→ **Task item**
In the entries that follow, which lines hold the string "this"? List them.

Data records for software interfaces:
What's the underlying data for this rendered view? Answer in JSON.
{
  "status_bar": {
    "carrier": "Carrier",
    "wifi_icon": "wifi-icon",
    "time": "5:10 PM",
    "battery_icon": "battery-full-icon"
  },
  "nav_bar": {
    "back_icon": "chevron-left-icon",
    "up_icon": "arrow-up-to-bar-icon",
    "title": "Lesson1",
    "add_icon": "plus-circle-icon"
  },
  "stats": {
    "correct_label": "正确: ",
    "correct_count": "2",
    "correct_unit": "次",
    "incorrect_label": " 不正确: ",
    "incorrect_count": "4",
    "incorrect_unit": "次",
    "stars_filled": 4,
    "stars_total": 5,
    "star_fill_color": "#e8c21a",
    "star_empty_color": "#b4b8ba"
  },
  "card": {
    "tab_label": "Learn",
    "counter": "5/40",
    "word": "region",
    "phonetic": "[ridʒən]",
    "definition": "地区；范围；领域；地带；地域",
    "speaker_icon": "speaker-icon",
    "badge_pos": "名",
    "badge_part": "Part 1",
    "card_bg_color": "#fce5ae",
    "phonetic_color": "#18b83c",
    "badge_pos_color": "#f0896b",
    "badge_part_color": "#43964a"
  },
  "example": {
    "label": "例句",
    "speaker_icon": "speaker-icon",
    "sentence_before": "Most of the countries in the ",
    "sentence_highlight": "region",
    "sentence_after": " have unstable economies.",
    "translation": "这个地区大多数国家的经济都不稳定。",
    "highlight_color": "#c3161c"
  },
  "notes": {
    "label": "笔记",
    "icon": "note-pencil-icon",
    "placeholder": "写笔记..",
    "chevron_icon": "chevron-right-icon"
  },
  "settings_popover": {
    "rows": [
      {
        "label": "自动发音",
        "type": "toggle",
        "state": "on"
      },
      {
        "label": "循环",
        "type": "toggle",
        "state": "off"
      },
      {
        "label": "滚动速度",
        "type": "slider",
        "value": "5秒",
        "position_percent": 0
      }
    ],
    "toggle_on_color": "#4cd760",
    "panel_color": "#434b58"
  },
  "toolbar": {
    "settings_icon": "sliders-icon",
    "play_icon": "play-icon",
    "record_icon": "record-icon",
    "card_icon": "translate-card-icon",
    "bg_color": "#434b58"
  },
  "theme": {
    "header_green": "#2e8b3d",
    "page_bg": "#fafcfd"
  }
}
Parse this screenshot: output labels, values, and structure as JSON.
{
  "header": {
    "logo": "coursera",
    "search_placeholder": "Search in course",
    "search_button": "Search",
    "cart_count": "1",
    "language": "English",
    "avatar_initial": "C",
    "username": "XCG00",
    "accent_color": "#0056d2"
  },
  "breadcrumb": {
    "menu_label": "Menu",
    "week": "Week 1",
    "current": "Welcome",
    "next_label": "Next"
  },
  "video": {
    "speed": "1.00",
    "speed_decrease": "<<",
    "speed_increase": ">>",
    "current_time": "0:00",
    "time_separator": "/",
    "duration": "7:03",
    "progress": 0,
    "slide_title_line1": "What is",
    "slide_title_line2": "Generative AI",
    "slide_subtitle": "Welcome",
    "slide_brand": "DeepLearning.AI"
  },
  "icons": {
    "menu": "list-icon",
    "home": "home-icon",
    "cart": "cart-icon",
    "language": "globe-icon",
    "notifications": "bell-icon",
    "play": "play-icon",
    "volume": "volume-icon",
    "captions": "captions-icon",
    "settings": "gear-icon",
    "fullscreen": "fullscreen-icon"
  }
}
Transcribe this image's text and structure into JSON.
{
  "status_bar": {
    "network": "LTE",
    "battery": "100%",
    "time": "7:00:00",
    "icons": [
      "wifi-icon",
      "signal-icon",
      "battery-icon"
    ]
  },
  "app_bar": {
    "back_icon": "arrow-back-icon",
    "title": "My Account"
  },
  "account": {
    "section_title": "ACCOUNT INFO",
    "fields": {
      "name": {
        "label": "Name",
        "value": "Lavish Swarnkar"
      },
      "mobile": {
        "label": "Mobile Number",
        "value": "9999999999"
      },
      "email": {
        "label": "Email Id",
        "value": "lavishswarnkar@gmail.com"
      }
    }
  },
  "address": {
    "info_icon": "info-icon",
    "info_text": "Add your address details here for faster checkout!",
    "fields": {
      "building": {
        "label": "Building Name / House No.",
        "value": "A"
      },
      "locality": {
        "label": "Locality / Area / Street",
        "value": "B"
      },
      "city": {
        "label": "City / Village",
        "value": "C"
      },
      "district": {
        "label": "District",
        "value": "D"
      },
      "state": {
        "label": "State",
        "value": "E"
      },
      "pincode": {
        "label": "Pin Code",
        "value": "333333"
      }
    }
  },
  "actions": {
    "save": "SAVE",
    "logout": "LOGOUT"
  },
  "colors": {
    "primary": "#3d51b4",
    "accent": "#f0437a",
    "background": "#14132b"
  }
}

→ **Output of the task**
What's the underlying data for this rendered view? Answer in JSON.
Parse this screenshot: output labels, values, and structure as JSON.
Transcribe this image's text and structure into JSON.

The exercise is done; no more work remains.